I think with that line of me playing with Stu Barnes and Dave Lowry, we kind of got going before the end of the season and it was a real nice mix.
When did you get started coaching youth hockey down here?
I started in 2001, the year after I retired. I started at the IceDen coaching what was Shayne Gostisbehere’s team, I think 10-under. The Jr. Panthers and North Broward is pretty much where I have coached. To me, it is a chance to give back. That’s how I look at it. It’s a great sport, I love to be at the rink and I love to see kids play. It’s funny, now that I’ve been retired for almost 20 years, I’m a fan. I’m a fan of the game and now, not really an ex- player.
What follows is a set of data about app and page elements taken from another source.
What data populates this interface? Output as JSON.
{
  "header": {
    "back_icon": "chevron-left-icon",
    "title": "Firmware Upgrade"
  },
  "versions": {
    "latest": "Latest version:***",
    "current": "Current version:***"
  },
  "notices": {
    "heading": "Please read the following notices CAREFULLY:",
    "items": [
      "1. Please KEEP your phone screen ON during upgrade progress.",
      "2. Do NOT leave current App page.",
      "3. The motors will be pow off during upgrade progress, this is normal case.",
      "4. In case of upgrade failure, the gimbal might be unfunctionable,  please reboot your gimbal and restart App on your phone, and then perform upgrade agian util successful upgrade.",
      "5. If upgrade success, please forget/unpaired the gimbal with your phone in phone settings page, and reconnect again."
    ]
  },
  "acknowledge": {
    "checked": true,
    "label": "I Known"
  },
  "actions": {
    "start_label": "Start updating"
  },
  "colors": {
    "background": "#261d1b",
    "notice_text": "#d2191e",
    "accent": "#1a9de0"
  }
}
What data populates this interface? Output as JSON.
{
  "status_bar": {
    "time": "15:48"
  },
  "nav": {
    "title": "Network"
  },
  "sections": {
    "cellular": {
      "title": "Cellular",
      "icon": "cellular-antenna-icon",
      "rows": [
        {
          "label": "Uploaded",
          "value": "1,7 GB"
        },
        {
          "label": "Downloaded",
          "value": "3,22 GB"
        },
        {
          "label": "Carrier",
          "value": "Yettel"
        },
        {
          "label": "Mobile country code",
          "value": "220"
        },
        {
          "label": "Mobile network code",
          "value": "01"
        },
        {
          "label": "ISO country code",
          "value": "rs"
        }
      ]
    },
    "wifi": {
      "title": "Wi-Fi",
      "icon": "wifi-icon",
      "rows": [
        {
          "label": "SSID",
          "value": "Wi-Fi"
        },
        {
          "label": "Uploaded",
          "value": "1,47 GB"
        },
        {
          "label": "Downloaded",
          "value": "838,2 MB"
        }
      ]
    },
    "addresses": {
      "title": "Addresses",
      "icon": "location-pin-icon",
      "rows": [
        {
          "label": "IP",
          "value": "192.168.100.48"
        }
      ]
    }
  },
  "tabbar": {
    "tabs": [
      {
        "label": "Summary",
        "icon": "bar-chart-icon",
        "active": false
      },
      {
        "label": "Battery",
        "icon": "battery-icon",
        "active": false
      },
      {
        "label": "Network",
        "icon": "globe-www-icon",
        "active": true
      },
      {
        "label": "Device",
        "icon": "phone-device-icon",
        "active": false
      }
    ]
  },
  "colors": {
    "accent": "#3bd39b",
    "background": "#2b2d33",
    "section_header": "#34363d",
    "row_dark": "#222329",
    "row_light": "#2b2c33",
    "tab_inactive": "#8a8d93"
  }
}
We have some players down here. You build a base and it’s a lot of fun. The one thing about hockey here — people always ask how good could players from Florida be? — and it is that there are a lot of really dedicated kids playing youth hockey.
I don’t know if they’re playing it to play in the National Hockey League or whatnot, but they’re doing the things that somebody else up north would do who wants to play in the NHL. Who knows? It’s a a good mindset and it’s good for the kids. They enjoy it. You know, there’s a lot of talent out here.
In 1990, the Buffalo Sabres gave up on you and traded you to the Rangers for $1. You ever tell your kids that story?
Oh yeah. I told Shayne Gostisbehere that story years ago. I said, ‘listen, you’re gonna get in situations, as you move on where somebody doesn’t want you. And somebody will come along, somebody who does want you if you’re good enough.’
I played three years in Buffalo. My first two years were really good. Then I had an injury. Rick Dudley was the coach at the time when I came back and the GM was Gerry Meehan. They obviously didn’t really think I was, you know, all that important to them. So when I tell the story, I say, ‘they sold me for a dollar.’ Everyone just kind of looks at you. New York took over my contract and Buffalo got a dollar for it. To me, it’s kind of funny.
Was it funny at the time?
No. I was young, still wanted to stay in the league. At the time, yeah, it provided a lot of fuel to prove that those first few years weren’t it for me, I could play in this league a long time.
You had 38 goals as a rookie, 22 the next and then the injury. And they sell you for a dollar?
Yeah, well that’s just it. You can be somewhere and someone doesn’t like what you do and that’s it. Ted Sator was the coach my rookie year and Barry Smith was the assistant and they loved me. A few years later, Rick Dudley is the coach and didn’t love me so much. It is what it is.